#### Exercise description
Below is a block of records: output all of them exactly and leave out the pictures.
━━━━
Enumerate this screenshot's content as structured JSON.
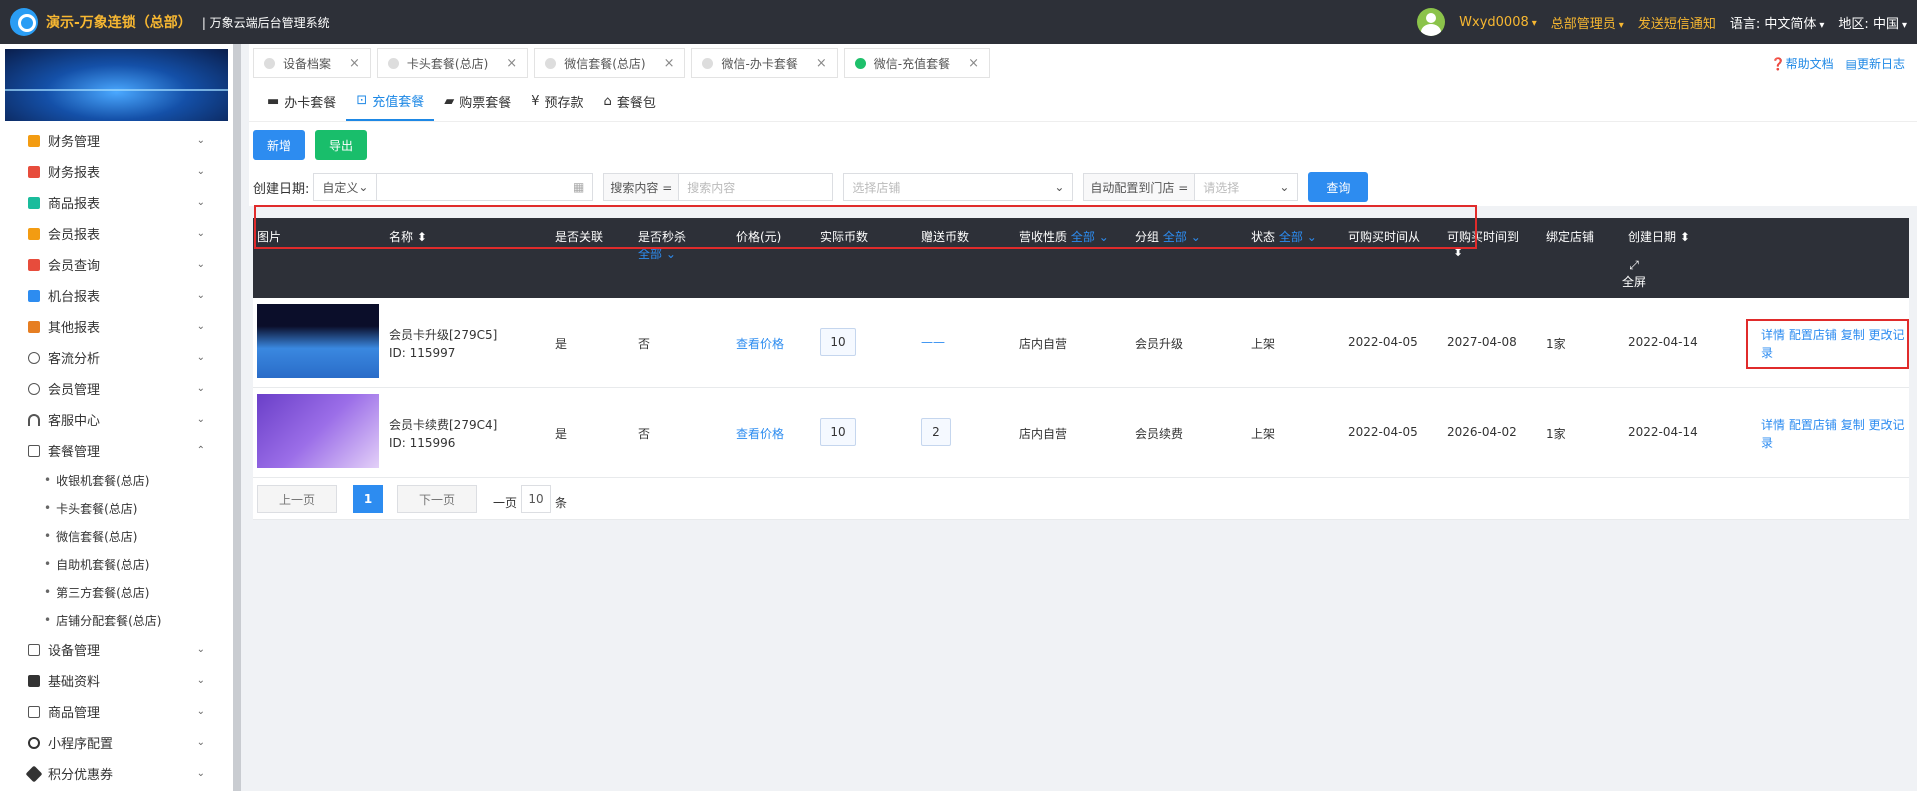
{
  "app": {
    "brand": "演示-万象连锁（总部）",
    "subtitle": "| 万象云端后台管理系统"
  },
  "topbar": {
    "user": "Wxyd0008",
    "role": "总部管理员",
    "sms": "发送短信通知",
    "lang_label": "语言:",
    "lang_value": "中文简体",
    "region_label": "地区:",
    "region_value": "中国"
  },
  "sidebar": {
    "items": [
      {
        "label": "财务管理",
        "color": "#f39c12"
      },
      {
        "label": "财务报表",
        "color": "#e74c3c"
      },
      {
        "label": "商品报表",
        "color": "#1abc9c"
      },
      {
        "label": "会员报表",
        "color": "#f39c12"
      },
      {
        "label": "会员查询",
        "color": "#e74c3c"
      },
      {
        "label": "机台报表",
        "color": "#2d8cf0"
      },
      {
        "label": "其他报表",
        "color": "#e67e22"
      },
      {
        "label": "客流分析",
        "color": "#555555"
      },
      {
        "label": "会员管理",
        "color": "#555555"
      },
      {
        "label": "客服中心",
        "color": "#555555"
      },
      {
        "label": "套餐管理",
        "color": "#555555"
      }
    ],
    "subitems": [
      "收银机套餐(总店)",
      "卡头套餐(总店)",
      "微信套餐(总店)",
      "自助机套餐(总店)",
      "第三方套餐(总店)",
      "店铺分配套餐(总店)"
    ],
    "items_after": [
      {
        "label": "设备管理"
      },
      {
        "label": "基础资料"
      },
      {
        "label": "商品管理"
      },
      {
        "label": "小程序配置"
      },
      {
        "label": "积分优惠券"
      }
    ]
  },
  "tabs": [
    {
      "label": "设备档案",
      "active": false
    },
    {
      "label": "卡头套餐(总店)",
      "active": false
    },
    {
      "label": "微信套餐(总店)",
      "active": false
    },
    {
      "label": "微信-办卡套餐",
      "active": false
    },
    {
      "label": "微信-充值套餐",
      "active": true
    }
  ],
  "help": {
    "docs": "帮助文档",
    "changelog": "更新日志"
  },
  "subtabs": [
    {
      "icon": "▬",
      "label": "办卡套餐"
    },
    {
      "icon": "⊡",
      "label": "充值套餐"
    },
    {
      "icon": "▰",
      "label": "购票套餐"
    },
    {
      "icon": "¥",
      "label": "预存款"
    },
    {
      "icon": "⌂",
      "label": "套餐包"
    }
  ],
  "toolbar": {
    "add": "新增",
    "export": "导出"
  },
  "filters": {
    "date_label": "创建日期:",
    "date_mode": "自定义",
    "search_prefix": "搜索内容 =",
    "search_placeholder": "搜索内容",
    "store_placeholder": "选择店铺",
    "auto_prefix": "自动配置到门店 =",
    "auto_placeholder": "请选择",
    "query": "查询"
  },
  "table": {
    "headers": {
      "image": "图片",
      "name": "名称",
      "linked": "是否关联",
      "flash": "是否秒杀",
      "flash_filter": "全部",
      "price": "价格(元)",
      "coins": "实际币数",
      "bonus": "赠送币数",
      "revenue": "营收性质",
      "revenue_filter": "全部",
      "group": "分组",
      "group_filter": "全部",
      "status": "状态",
      "status_filter": "全部",
      "from": "可购买时间从",
      "to": "可购买时间到",
      "store": "绑定店铺",
      "created": "创建日期",
      "fullscreen": "全屏"
    },
    "rows": [
      {
        "name": "会员卡升级[279C5]",
        "id": "ID: 115997",
        "linked": "是",
        "flash": "否",
        "price": "查看价格",
        "coins": "10",
        "bonus": "——",
        "revenue": "店内自营",
        "group": "会员升级",
        "status": "上架",
        "from": "2022-04-05",
        "to": "2027-04-08",
        "store": "1家",
        "created": "2022-04-14",
        "actions": [
          "详情",
          "配置店铺",
          "复制",
          "更改记录"
        ]
      },
      {
        "name": "会员卡续费[279C4]",
        "id": "ID: 115996",
        "linked": "是",
        "flash": "否",
        "price": "查看价格",
        "coins": "10",
        "bonus": "2",
        "revenue": "店内自营",
        "group": "会员续费",
        "status": "上架",
        "from": "2022-04-05",
        "to": "2026-04-02",
        "store": "1家",
        "created": "2022-04-14",
        "actions": [
          "详情",
          "配置店铺",
          "复制",
          "更改记录"
        ]
      }
    ]
  },
  "pager": {
    "prev": "上一页",
    "current": "1",
    "next": "下一页",
    "per_page_label": "一页",
    "per_page": "10",
    "unit": "条"
  }
}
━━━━
#### Written solution
Enumerate this screenshot's content as structured JSON.
{
  "app": {
    "brand": "演示-万象连锁（总部）",
    "subtitle": "| 万象云端后台管理系统"
  },
  "topbar": {
    "user": "Wxyd0008",
    "role": "总部管理员",
    "sms": "发送短信通知",
    "lang_label": "语言:",
    "lang_value": "中文简体",
    "region_label": "地区:",
    "region_value": "中国"
  },
  "sidebar": {
    "items": [
      {
        "label": "财务管理",
        "color": "#f39c12"
      },
      {
        "label": "财务报表",
        "color": "#e74c3c"
      },
      {
        "label": "商品报表",
        "color": "#1abc9c"
      },
      {
        "label": "会员报表",
        "color": "#f39c12"
      },
      {
        "label": "会员查询",
        "color": "#e74c3c"
      },
      {
        "label": "机台报表",
        "color": "#2d8cf0"
      },
      {
        "label": "其他报表",
        "color": "#e67e22"
      },
      {
        "label": "客流分析",
        "color": "#555555"
      },
      {
        "label": "会员管理",
        "color": "#555555"
      },
      {
        "label": "客服中心",
        "color": "#555555"
      },
      {
        "label": "套餐管理",
        "color": "#555555"
      }
    ],
    "subitems": [
      "收银机套餐(总店)",
      "卡头套餐(总店)",
      "微信套餐(总店)",
      "自助机套餐(总店)",
      "第三方套餐(总店)",
      "店铺分配套餐(总店)"
    ],
    "items_after": [
      {
        "label": "设备管理"
      },
      {
        "label": "基础资料"
      },
      {
        "label": "商品管理"
      },
      {
        "label": "小程序配置"
      },
      {
        "label": "积分优惠券"
      }
    ]
  },
  "tabs": [
    {
      "label": "设备档案",
      "active": false
    },
    {
      "label": "卡头套餐(总店)",
      "active": false
    },
    {
      "label": "微信套餐(总店)",
      "active": false
    },
    {
      "label": "微信-办卡套餐",
      "active": false
    },
    {
      "label": "微信-充值套餐",
      "active": true
    }
  ],
  "help": {
    "docs": "帮助文档",
    "changelog": "更新日志"
  },
  "subtabs": [
    {
      "icon": "▬",
      "label": "办卡套餐"
    },
    {
      "icon": "⊡",
      "label": "充值套餐"
    },
    {
      "icon": "▰",
      "label": "购票套餐"
    },
    {
      "icon": "¥",
      "label": "预存款"
    },
    {
      "icon": "⌂",
      "label": "套餐包"
    }
  ],
  "toolbar": {
    "add": "新增",
    "export": "导出"
  },
  "filters": {
    "date_label": "创建日期:",
    "date_mode": "自定义",
    "search_prefix": "搜索内容 =",
    "search_placeholder": "搜索内容",
    "store_placeholder": "选择店铺",
    "auto_prefix": "自动配置到门店 =",
    "auto_placeholder": "请选择",
    "query": "查询"
  },
  "table": {
    "headers": {
      "image": "图片",
      "name": "名称",
      "linked": "是否关联",
      "flash": "是否秒杀",
      "flash_filter": "全部",
      "price": "价格(元)",
      "coins": "实际币数",
      "bonus": "赠送币数",
      "revenue": "营收性质",
      "revenue_filter": "全部",
      "group": "分组",
      "group_filter": "全部",
      "status": "状态",
      "status_filter": "全部",
      "from": "可购买时间从",
      "to": "可购买时间到",
      "store": "绑定店铺",
      "created": "创建日期",
      "fullscreen": "全屏"
    },
    "rows": [
      {
        "name": "会员卡升级[279C5]",
        "id": "ID: 115997",
        "linked": "是",
        "flash": "否",
        "price": "查看价格",
        "coins": "10",
        "bonus": "——",
        "revenue": "店内自营",
        "group": "会员升级",
        "status": "上架",
        "from": "2022-04-05",
        "to": "2027-04-08",
        "store": "1家",
        "created": "2022-04-14",
        "actions": [
          "详情",
          "配置店铺",
          "复制",
          "更改记录"
        ]
      },
      {
        "name": "会员卡续费[279C4]",
        "id": "ID: 115996",
        "linked": "是",
        "flash": "否",
        "price": "查看价格",
        "coins": "10",
        "bonus": "2",
        "revenue": "店内自营",
        "group": "会员续费",
        "status": "上架",
        "from": "2022-04-05",
        "to": "2026-04-02",
        "store": "1家",
        "created": "2022-04-14",
        "actions": [
          "详情",
          "配置店铺",
          "复制",
          "更改记录"
        ]
      }
    ]
  },
  "pager": {
    "prev": "上一页",
    "current": "1",
    "next": "下一页",
    "per_page_label": "一页",
    "per_page": "10",
    "unit": "条"
  }
}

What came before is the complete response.